The listing should be printed again without a single change.

◆ EXERCISE DATA ◆
┌──
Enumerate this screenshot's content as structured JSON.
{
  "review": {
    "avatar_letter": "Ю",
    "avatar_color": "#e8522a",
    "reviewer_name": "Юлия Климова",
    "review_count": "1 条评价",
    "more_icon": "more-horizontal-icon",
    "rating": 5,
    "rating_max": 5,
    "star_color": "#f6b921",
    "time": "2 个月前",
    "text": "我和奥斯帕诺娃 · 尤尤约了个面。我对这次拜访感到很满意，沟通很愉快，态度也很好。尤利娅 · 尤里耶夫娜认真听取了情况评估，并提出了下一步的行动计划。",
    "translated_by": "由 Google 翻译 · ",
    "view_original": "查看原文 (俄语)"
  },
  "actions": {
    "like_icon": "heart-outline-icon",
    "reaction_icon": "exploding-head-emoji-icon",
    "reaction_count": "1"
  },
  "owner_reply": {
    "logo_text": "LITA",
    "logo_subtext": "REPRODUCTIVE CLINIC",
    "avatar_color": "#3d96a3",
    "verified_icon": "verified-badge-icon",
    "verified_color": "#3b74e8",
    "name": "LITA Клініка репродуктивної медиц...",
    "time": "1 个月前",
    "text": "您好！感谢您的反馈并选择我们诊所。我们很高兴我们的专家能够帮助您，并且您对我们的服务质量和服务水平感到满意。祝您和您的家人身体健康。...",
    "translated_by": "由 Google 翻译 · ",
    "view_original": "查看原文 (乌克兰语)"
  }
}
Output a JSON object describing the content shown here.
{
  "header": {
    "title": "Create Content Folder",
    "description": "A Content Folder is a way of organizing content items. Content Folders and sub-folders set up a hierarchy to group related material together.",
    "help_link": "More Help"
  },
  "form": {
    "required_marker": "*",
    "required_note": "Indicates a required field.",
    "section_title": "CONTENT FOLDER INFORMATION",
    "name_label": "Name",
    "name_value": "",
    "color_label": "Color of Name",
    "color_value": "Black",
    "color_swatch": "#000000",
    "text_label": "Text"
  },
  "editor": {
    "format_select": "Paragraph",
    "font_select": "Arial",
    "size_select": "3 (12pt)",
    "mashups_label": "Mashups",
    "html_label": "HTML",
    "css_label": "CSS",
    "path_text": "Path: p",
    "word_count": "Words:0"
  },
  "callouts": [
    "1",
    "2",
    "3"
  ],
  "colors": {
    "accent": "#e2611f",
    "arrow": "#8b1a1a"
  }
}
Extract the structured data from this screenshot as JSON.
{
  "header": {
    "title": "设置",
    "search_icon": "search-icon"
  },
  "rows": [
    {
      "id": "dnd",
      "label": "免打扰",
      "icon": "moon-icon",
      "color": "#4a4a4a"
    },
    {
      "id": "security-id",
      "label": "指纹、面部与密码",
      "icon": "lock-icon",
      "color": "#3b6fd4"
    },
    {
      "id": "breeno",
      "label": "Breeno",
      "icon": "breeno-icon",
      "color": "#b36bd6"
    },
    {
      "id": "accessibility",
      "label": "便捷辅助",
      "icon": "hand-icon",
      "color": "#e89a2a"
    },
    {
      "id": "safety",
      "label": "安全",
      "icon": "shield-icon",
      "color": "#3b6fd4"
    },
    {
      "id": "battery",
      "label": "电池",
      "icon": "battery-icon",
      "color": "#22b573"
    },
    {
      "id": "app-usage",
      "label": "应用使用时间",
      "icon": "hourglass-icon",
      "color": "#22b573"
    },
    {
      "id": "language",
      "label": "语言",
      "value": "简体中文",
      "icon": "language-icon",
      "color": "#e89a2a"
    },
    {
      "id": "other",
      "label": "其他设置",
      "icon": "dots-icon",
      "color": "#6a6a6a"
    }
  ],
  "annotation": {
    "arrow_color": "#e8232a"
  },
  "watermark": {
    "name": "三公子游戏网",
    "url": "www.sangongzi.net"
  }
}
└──
◆ SOLUTION FOR THIS EXERCISE ◆
Enumerate this screenshot's content as structured JSON.
{
  "review": {
    "avatar_letter": "Ю",
    "avatar_color": "#e8522a",
    "reviewer_name": "Юлия Климова",
    "review_count": "1 条评价",
    "more_icon": "more-horizontal-icon",
    "rating": 5,
    "rating_max": 5,
    "star_color": "#f6b921",
    "time": "2 个月前",
    "text": "我和奥斯帕诺娃 · 尤尤约了个面。我对这次拜访感到很满意，沟通很愉快，态度也很好。尤利娅 · 尤里耶夫娜认真听取了情况评估，并提出了下一步的行动计划。",
    "translated_by": "由 Google 翻译 · ",
    "view_original": "查看原文 (俄语)"
  },
  "actions": {
    "like_icon": "heart-outline-icon",
    "reaction_icon": "exploding-head-emoji-icon",
    "reaction_count": "1"
  },
  "owner_reply": {
    "logo_text": "LITA",
    "logo_subtext": "REPRODUCTIVE CLINIC",
    "avatar_color": "#3d96a3",
    "verified_icon": "verified-badge-icon",
    "verified_color": "#3b74e8",
    "name": "LITA Клініка репродуктивної медиц...",
    "time": "1 个月前",
    "text": "您好！感谢您的反馈并选择我们诊所。我们很高兴我们的专家能够帮助您，并且您对我们的服务质量和服务水平感到满意。祝您和您的家人身体健康。...",
    "translated_by": "由 Google 翻译 · ",
    "view_original": "查看原文 (乌克兰语)"
  }
}
Output a JSON object describing the content shown here.
{
  "header": {
    "title": "Create Content Folder",
    "description": "A Content Folder is a way of organizing content items. Content Folders and sub-folders set up a hierarchy to group related material together.",
    "help_link": "More Help"
  },
  "form": {
    "required_marker": "*",
    "required_note": "Indicates a required field.",
    "section_title": "CONTENT FOLDER INFORMATION",
    "name_label": "Name",
    "name_value": "",
    "color_label": "Color of Name",
    "color_value": "Black",
    "color_swatch": "#000000",
    "text_label": "Text"
  },
  "editor": {
    "format_select": "Paragraph",
    "font_select": "Arial",
    "size_select": "3 (12pt)",
    "mashups_label": "Mashups",
    "html_label": "HTML",
    "css_label": "CSS",
    "path_text": "Path: p",
    "word_count": "Words:0"
  },
  "callouts": [
    "1",
    "2",
    "3"
  ],
  "colors": {
    "accent": "#e2611f",
    "arrow": "#8b1a1a"
  }
}
Extract the structured data from this screenshot as JSON.
{
  "header": {
    "title": "设置",
    "search_icon": "search-icon"
  },
  "rows": [
    {
      "id": "dnd",
      "label": "免打扰",
      "icon": "moon-icon",
      "color": "#4a4a4a"
    },
    {
      "id": "security-id",
      "label": "指纹、面部与密码",
      "icon": "lock-icon",
      "color": "#3b6fd4"
    },
    {
      "id": "breeno",
      "label": "Breeno",
      "icon": "breeno-icon",
      "color": "#b36bd6"
    },
    {
      "id": "accessibility",
      "label": "便捷辅助",
      "icon": "hand-icon",
      "color": "#e89a2a"
    },
    {
      "id": "safety",
      "label": "安全",
      "icon": "shield-icon",
      "color": "#3b6fd4"
    },
    {
      "id": "battery",
      "label": "电池",
      "icon": "battery-icon",
      "color": "#22b573"
    },
    {
      "id": "app-usage",
      "label": "应用使用时间",
      "icon": "hourglass-icon",
      "color": "#22b573"
    },
    {
      "id": "language",
      "label": "语言",
      "value": "简体中文",
      "icon": "language-icon",
      "color": "#e89a2a"
    },
    {
      "id": "other",
      "label": "其他设置",
      "icon": "dots-icon",
      "color": "#6a6a6a"
    }
  ],
  "annotation": {
    "arrow_color": "#e8232a"
  },
  "watermark": {
    "name": "三公子游戏网",
    "url": "www.sangongzi.net"
  }
}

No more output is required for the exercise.